Over at the company's APU13 conference today, AMD will reveal its new development tools for its upcoming APU-based server platforms:
AMD (NYSE: AMD) today announced it is enabling its accelerated processing units (APU) for next-generation servers through important advancements in software tools developed by AMD and in collaboration with technology partners and the open source community. In his keynote address at APU13, AMD Corporate Fellow Phil Rogers highlighted the significant progress AMD has made in both developing software internally and empowering others to develop software to take advantage of the capabilities of AMD APU technology, which combines industry leading AMD Radeon™ graphics processing engines with x86 computational processing on a single chip.
“Servers must be efficient, scalable and adaptable to meet the compute characteristics of new and changing workloads. Software applications that leverage server APUs are designed to drive highly efficient, low-power, dense server solutions optimized for highly parallel and multimedia workloads,” said Suresh Gopalakrishnan, corporate vice president and general manager of the Server Business Unit, AMD. “We have evolved our processor roadmap to support this opportunity, and now we are showcasing how the APU software ecosystem is gaining momentum and what developers can do to participate.”

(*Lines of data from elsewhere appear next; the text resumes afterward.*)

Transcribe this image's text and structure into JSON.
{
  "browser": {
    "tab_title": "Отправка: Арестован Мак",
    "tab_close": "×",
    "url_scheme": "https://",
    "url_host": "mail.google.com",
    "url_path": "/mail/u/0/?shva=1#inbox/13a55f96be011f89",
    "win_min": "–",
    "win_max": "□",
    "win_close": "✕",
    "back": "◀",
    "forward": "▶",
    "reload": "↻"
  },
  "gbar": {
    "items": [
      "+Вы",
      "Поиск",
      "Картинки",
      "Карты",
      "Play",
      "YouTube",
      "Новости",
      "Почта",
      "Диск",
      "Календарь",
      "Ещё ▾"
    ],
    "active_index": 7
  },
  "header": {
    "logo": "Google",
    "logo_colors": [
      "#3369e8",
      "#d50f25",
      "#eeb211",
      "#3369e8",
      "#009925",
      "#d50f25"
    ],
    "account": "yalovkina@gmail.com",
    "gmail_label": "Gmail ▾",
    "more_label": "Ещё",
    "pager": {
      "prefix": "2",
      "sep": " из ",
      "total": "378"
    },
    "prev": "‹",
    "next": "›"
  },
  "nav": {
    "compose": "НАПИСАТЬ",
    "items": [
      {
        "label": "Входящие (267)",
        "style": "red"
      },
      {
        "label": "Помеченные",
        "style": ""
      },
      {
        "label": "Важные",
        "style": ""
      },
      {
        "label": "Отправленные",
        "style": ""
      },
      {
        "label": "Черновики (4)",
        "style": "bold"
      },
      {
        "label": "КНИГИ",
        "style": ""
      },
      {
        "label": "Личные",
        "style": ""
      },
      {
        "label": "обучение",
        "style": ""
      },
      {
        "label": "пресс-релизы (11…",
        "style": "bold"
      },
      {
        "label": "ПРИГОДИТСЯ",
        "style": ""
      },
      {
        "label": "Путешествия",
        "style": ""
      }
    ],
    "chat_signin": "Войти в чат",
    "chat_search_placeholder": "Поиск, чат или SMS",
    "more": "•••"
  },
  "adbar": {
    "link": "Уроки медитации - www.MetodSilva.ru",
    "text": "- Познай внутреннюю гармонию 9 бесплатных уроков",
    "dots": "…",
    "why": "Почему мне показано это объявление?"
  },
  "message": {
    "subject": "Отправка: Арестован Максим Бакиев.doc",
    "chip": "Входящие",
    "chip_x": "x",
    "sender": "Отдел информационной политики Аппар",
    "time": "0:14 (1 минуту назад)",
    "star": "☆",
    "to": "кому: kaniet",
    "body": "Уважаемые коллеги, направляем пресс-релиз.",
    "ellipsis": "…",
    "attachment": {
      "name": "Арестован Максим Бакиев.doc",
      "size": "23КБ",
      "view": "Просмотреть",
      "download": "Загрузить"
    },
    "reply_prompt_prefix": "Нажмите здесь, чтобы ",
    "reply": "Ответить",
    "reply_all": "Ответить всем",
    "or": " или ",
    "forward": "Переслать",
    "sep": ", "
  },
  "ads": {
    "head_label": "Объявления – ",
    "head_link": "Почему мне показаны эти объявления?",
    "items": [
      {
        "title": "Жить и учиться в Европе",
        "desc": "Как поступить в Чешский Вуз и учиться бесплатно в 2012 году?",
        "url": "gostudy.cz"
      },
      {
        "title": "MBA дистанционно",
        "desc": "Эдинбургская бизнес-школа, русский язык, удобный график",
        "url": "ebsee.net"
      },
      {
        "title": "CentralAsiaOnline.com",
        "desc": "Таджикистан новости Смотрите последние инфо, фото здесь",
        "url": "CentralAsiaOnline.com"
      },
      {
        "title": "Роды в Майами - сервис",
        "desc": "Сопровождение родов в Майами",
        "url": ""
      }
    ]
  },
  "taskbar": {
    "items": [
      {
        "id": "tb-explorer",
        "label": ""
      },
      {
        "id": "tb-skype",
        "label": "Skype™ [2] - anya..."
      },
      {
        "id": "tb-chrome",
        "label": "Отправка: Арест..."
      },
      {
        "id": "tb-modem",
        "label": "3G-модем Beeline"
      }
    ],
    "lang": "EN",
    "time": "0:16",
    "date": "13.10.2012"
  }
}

With the realization that server APUs based on Heterogeneous System Architecture (HSA) are coming to market soon, AMD has developed tools for software developers to take advantage of the benefits that HSA provides. HSA enables the CPU and GPU to work in harmony on a single piece of silicon, seamlessly moving the right tasks to the best-suited processing element with no data transfer penalties and makes more memory available to the GPU so that complex processing tasks can fit in a single node.
“Combining AMD’s upcoming HSA compliant APUs with new east-west fabric architectures, like AMD’s Freedom Fabric and HP’s Moonshot, is a potential game changer for many server-side HPC and big data analytics workloads,” said Paul Teich, CTO and senior analyst at Moor Insights & Strategy, a leading high-tech analyst firm.
AMD is collaborating with its technology partners and the open source community to provide developers with tools that enable them to build server applications that utilize both CPU and GPU compute capabilities available in its revolutionary HSA based server APUs. Tools highlighted today at APU13 include:
Project Sumatra – a joint Oracle and AMD project done in open source that enables developers to code in Java and take advantage of GPU compute;
GCC/HSA Project – an AMD and SUSE project to enable the popular open source Linux compiler, GCC, to support HSA, targeting OpenMP APIs;
PGI Accelerator™ Compiler – a beta version is available that enables developers to add OpenACC directives that support AMD APUs and discrete GPUs to Windows and Linux Fortran, C and C++ programs;
clMath – AMD OpenCL math libraries that were contributed to open source in August enable developers to accelerate common scientific and engineering computations on AMD APUs and discrete GPUs;
ArrayFire 2.0 for OpenCL – a fast math library by AccelerEyes that utilizes clMath for GPU computing and offers an easy-to-use API for Windows or Linux developers;
CodeXL 1.3 – AMD’s comprehensive developer tool suite for Windows and Linux that features remote debugging and profiling to enable server application developers.
Several AMD technology partners who are enabling the server APU ecosystem are participating at APU13, which continues through Wednesday, Nov. 13. The APU13 agenda includes a keynote by Nandini Ramani, Oracle, who will overview the Project Sumatra and the benefits that GPU computing brings to Java. In addition, sessions will be hosted by Microsoft, highlighting C++ AMP and RemoteFX technologies; AccelerEyes, showcasing the use of libraries to enable heterogeneous computing; and HP, providing an overview of its HP Moonshot dense server environment for hosted desktop. APU13 also features sessions that highlight how server APUs can be used to optimize a variety of data center workloads.